because I enjoy the process of ‘making’ it so much. You can hear my work and read more info on my website: www.harrykappen.nl
ME: How has your work as a music therapist influenced your own approach to creating and performing music?
HK: I can honestly say that this has not affected me. That’s probably because I’ve been making music for a long time. On the other hand, however, it is certainly true; My experience with making music has definitely influenced my being a therapist.
ME: Can you speak to the power of music in healing and emotional processing, both in your personal life and in your work as a therapist?

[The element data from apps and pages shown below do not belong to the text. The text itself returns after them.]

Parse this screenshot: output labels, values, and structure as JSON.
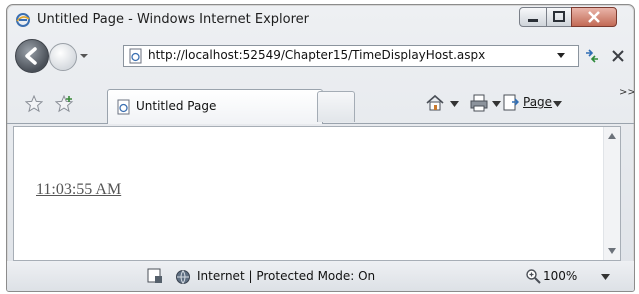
{
  "window": {
    "title": "Untitled Page - Windows Internet Explorer"
  },
  "address_bar": {
    "url": "http://localhost:52549/Chapter15/TimeDisplayHost.aspx"
  },
  "tabs": [
    {
      "label": "Untitled Page"
    }
  ],
  "command_bar": {
    "page_label": "Page",
    "more_label": ">>"
  },
  "content": {
    "time_text": "11:03:55 AM"
  },
  "status_bar": {
    "zone_text": "Internet | Protected Mode: On",
    "zoom": "100%"
  }
}
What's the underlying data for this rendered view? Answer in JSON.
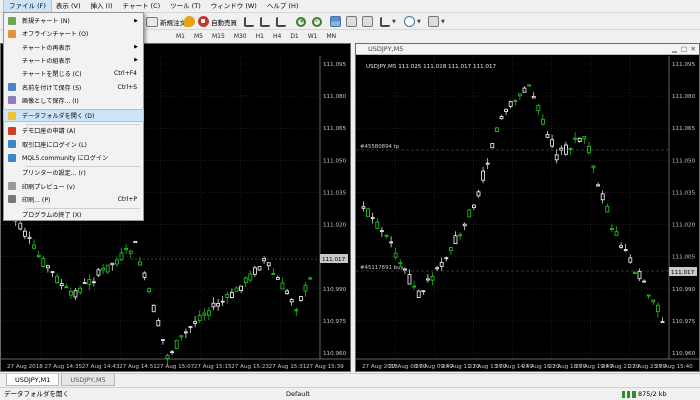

HK: Music is emotion and with emotion comes music. Music is also structure in time. That’s the power of music. It translates who you are, what you want to say, and it regulates your behavior. And at the same time, you can share it with others. Through music you can talk about emotions and feelings, without having to talk about them. This is a safe way for my clients (adolescent young people with often low self-esteem) to express themselves. I myself am not much of a ‘talker’ and am someone who prefers to do something rather than talk about it. So for me, music is also a great way to express myself. It structures my thoughts and my feelings are directly translated in a musical way.
ME: What advice do you have for aspiring musicians who are also interested in incorporating music therapy into their career?
HK: Improvise a lot and let go of conventions. Learn how to play an instrument as well as possible and play a lot with others. After that, choose a good music therapy course. Such as the international Master’s programme at Codarts in Rotterdam.
ME: As a multi-instrumentalist, do you have a favorite instrument to play or create with?
HK: I’ve always been a guitarist and that’s where I feel most at home. But sometimes my bass is the starting point or a certain rhythm. The guitar has the advantage that you can play melody and bass lines at the same time.
ME: How do you find balance between your work as a music therapist, musician, and lecturer, and how do these roles complement each other?
HK: I work most with young clients and they always give me a lot of energy. It’s never boring and it’s always varied, which is very stimulating. As a lecturer, I am in a position where I can be myself; I give improvisation lessons to well-educated students there. For some conservatory students who are doing a master’s it is difficult to improvise, to play by feeling and with someone else in the ‘here and now’. That also gives me energy and is fun to do. Because I love my work as a teacher, musician and music therapist, I have no trouble finding a good balance.Improvisation in all areas is the common thread and I feel good about that.